* [Problem to work on] Could you filter the records below down to the lines that include the word "legend"?

--- Data Enclosed Below ---

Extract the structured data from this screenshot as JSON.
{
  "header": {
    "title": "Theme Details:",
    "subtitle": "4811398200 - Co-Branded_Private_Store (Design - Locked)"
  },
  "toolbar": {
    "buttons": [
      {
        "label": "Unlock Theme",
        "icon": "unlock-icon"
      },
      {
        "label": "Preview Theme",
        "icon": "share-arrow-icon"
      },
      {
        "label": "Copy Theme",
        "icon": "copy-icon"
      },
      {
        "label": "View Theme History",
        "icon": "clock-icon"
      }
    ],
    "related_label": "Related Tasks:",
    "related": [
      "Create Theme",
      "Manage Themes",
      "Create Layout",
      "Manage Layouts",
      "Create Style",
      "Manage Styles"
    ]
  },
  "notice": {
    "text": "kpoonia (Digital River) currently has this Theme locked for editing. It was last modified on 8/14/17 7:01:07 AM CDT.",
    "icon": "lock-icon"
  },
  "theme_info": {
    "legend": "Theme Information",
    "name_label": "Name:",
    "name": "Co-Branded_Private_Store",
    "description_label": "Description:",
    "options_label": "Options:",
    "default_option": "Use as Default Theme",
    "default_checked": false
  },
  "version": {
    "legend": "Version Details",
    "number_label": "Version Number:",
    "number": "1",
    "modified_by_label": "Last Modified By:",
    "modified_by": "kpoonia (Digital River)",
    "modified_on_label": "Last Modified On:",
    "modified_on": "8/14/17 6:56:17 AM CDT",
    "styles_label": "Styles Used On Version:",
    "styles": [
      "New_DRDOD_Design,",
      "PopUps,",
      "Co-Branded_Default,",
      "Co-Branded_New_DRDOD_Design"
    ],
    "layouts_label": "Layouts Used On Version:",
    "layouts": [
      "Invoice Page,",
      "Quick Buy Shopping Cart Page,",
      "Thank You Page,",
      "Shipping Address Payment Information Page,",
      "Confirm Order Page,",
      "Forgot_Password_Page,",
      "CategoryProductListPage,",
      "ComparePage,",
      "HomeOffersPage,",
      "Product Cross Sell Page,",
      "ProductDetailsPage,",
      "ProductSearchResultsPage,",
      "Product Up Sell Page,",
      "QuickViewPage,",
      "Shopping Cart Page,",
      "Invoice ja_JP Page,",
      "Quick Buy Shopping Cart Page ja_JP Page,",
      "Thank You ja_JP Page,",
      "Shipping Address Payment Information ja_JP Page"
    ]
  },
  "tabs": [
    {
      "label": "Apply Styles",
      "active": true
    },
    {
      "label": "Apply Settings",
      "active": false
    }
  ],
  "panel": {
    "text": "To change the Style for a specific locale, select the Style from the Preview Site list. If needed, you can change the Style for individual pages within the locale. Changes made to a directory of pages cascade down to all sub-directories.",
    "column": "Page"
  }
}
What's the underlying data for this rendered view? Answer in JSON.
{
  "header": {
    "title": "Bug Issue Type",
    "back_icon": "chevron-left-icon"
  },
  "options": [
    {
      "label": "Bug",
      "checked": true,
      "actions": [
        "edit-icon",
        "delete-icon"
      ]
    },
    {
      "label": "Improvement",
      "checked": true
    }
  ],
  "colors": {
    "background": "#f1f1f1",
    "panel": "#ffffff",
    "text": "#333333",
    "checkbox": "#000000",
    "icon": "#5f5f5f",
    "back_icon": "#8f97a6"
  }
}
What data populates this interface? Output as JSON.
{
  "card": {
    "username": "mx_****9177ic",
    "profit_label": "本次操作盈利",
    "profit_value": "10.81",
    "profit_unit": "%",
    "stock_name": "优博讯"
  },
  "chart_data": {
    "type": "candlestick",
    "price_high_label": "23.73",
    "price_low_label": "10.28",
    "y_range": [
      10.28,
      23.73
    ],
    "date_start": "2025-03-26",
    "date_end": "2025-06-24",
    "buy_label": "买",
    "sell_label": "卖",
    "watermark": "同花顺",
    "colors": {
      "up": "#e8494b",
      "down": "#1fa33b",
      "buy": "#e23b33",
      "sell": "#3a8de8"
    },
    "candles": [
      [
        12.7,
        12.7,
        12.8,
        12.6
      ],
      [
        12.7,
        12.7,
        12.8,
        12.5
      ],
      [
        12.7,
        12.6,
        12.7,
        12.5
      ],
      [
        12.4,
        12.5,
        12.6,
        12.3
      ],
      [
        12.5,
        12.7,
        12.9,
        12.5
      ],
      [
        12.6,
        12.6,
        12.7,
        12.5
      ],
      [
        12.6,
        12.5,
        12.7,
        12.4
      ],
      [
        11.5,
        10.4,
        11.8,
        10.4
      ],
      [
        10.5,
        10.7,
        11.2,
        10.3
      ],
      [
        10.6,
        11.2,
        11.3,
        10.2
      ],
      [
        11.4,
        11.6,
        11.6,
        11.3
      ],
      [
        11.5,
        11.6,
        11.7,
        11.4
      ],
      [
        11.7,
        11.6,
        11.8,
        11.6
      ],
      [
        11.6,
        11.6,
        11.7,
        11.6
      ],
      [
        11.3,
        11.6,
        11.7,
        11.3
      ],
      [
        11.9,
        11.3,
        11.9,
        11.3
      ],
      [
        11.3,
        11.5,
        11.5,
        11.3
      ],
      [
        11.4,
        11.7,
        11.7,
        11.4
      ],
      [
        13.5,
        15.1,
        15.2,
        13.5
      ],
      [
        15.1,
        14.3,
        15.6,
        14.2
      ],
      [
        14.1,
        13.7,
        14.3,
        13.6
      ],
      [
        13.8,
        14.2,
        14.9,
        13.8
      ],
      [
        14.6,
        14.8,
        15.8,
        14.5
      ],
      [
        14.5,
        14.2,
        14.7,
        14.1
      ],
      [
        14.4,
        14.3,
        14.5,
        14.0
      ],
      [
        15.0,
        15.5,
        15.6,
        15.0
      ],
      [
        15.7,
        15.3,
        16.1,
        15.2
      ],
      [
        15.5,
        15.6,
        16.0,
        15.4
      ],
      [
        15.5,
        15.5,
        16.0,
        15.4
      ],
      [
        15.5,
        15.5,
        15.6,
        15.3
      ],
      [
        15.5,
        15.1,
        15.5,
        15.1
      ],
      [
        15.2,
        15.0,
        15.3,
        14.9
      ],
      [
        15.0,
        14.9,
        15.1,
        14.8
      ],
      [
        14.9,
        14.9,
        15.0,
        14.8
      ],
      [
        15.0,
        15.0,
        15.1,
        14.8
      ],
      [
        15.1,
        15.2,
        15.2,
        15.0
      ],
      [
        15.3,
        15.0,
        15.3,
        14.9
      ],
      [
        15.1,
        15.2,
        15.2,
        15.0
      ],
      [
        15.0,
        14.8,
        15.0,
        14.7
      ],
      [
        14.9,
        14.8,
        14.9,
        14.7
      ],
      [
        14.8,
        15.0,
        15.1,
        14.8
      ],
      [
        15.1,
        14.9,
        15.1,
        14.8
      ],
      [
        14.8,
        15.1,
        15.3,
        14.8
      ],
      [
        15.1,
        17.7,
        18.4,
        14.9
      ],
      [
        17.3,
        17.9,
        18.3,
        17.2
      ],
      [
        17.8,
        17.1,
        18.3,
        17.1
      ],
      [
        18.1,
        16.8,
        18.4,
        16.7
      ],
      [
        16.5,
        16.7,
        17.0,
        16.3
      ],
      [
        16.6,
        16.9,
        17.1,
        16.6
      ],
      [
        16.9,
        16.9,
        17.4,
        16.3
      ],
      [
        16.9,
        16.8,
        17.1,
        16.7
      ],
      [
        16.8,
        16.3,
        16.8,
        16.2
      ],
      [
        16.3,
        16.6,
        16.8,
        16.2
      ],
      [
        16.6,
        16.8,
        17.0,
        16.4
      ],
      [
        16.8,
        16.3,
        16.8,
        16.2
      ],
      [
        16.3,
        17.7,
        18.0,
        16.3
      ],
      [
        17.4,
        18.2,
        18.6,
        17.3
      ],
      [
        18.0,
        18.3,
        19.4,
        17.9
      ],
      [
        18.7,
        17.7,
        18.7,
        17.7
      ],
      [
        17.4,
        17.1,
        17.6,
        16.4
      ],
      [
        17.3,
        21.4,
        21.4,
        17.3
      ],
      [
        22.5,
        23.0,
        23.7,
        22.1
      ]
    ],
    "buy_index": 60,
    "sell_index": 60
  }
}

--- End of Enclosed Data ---

* [The answer]
    "legend": "Theme Information",
    "legend": "Version Details",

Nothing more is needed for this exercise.